Discovering the Relevance of Words
I have test anxiety and I feel like I am being tested most of the time.
When this anxiety spikes I forget words and either yell a lot or go very still until I make it back to home. Once home I can deal with my feelings alone like a true midwesterner. When I was young I developed the habit of writing the feelings I was dealing with down as similies so they seemed managable. This eventually led to writing super-secret cliché poems in a cliché moleskin notebook that I kept clichély under my mattress and I didn’t think much about writing poetry outside of a way to parcel out feelings that felt too big into something manageable.
In my 20’s, I lived in a house that felt like the SAT’s every day. I took to hiding from my housemates in public places under the guise of having plans and appearing just too busy to engage with them. Wednesday night’s hiding took place at a Poetry Show. The side effect to this hiding place was more writing. The more poetry I heard the more I wrote, the more I played with language and vehicle and metaphor and shaped my cliché poem blobs into slightly better cliché poem blobs but it was all still stashed under my mattress because I wasn’t a poet or anything and I didn’t think anyone wanted to hear what I had to say.
Eventually, I moved out of the standardized housing. It was an ugly leaving. I forgot lots of words. I went numb until I was in my own apartment and unpacked my cliché moleskin but this time the feelings were bigger than paper and the poem I wrote about this leaving was the first poem I shared on a microphone. Sharing poetry out loud for the first time felt like an escape and homecoming all in one.
Soon I learned how many other things poetry could help me escape from.
Aside from a way to process and escape my anxieties I learned how to use poetry to time travel, going back to say all the things I wanted to say or should have said to someone but didn’t or couldn’t in the moment and thereby escaping regret.
As an actress I was unhappy with the roles I was given as a fat woman but I use performance poetry to get to decide the roles I would play. I get to be actor, director and writer-I get to escape type casting and discontent.
My biggest escape, my Houdini underwater straight jacket escape through poetry came in escaping shame.
Once I started writing work that I knew I would share I had this idea that I would never write about my body because at this time I felt that I had to be better than my body and as long as I produced work that was better than my body no one would notice I was fat, or they would at the very least respect me more than they hated my body. One day it all slammed into me though, there seemed to be a swell in news stories about how hated fat bodies are and I got angry. More so, I was already angry but I could no longer contain this anger at the ways large bodies are constantly disrespected. After reading a news story about fashion week I sat down and wrote out a piece directed at chief body shamer Karl Lagerfield who had wished large bodies invisible. Writing the poem felt great, but if reading my first poem out loud a couple years before had felt like homecoming, performing this poem felt like home ownership.
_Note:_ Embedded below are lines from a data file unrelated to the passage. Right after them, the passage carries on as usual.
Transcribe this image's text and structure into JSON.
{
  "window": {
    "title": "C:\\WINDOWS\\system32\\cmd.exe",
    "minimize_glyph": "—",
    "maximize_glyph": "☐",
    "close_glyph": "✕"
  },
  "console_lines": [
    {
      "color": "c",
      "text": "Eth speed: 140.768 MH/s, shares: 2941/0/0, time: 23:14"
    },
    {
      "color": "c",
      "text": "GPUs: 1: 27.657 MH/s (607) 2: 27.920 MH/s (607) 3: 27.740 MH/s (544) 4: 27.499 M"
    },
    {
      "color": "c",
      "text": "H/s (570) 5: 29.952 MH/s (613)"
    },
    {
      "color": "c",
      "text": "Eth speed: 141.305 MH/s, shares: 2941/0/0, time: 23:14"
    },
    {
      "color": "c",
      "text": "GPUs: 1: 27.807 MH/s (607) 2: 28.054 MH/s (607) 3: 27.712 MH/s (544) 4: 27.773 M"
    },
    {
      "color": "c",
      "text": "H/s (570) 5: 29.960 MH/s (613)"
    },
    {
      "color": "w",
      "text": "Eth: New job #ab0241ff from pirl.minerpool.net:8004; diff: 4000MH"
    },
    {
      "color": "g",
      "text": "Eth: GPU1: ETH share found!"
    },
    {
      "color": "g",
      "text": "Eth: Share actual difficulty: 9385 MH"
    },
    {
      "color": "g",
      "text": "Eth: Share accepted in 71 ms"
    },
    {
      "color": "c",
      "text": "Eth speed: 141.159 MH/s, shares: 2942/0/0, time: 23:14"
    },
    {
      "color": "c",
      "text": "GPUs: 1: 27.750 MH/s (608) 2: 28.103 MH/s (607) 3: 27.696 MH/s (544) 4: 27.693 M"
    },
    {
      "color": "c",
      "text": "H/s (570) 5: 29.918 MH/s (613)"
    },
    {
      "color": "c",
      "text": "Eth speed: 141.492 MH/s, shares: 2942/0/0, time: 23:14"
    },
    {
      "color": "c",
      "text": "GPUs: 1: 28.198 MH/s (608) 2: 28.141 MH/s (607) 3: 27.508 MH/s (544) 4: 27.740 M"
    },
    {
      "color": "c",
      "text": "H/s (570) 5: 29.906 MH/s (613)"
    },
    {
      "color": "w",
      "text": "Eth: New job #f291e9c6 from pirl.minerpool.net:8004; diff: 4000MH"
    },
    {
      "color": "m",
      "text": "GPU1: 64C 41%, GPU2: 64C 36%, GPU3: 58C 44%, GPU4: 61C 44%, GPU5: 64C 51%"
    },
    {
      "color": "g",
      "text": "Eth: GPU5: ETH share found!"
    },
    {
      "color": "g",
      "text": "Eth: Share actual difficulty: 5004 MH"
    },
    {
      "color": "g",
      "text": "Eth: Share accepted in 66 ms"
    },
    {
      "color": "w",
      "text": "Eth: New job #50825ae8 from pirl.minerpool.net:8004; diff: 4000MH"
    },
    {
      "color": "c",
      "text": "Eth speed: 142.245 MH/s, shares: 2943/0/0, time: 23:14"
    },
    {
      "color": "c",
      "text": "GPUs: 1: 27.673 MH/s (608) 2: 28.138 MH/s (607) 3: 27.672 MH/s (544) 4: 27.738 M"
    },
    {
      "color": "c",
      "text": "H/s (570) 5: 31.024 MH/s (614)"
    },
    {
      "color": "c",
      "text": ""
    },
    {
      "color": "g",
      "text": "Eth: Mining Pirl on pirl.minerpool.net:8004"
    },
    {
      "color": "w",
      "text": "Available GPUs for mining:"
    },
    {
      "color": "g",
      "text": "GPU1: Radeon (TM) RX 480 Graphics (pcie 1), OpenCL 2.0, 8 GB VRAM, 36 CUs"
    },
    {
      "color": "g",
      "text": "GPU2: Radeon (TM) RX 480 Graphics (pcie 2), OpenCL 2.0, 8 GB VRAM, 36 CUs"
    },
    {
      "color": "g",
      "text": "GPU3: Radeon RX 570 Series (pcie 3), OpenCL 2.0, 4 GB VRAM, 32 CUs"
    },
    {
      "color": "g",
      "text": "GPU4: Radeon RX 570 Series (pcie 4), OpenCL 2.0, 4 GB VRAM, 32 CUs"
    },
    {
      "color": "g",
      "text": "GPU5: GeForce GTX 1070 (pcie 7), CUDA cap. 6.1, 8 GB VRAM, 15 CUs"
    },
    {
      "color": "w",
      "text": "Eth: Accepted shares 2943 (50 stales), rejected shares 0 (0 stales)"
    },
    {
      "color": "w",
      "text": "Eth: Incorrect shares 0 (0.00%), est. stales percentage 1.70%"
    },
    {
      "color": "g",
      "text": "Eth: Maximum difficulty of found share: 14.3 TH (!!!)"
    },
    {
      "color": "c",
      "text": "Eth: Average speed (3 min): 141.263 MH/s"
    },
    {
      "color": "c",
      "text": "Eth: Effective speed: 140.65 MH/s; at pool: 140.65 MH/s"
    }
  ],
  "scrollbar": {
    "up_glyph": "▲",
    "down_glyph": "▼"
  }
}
At last feeling connected to a body that I had spent years treating like a rentalPoetry did this for me. Poetry helped me place angry hands to a keyboard and decide what was mine again. . I escaped to the place I was supposed to be all along.
Rachel Wiley is a poet and body positive activist. Her work has been featured on Upworthy, The Huffington Post, and Everyday Feminism. Her first full length poetry collection Fat Girl Finishing School was released in 2014 from Timber Mouse Publishing.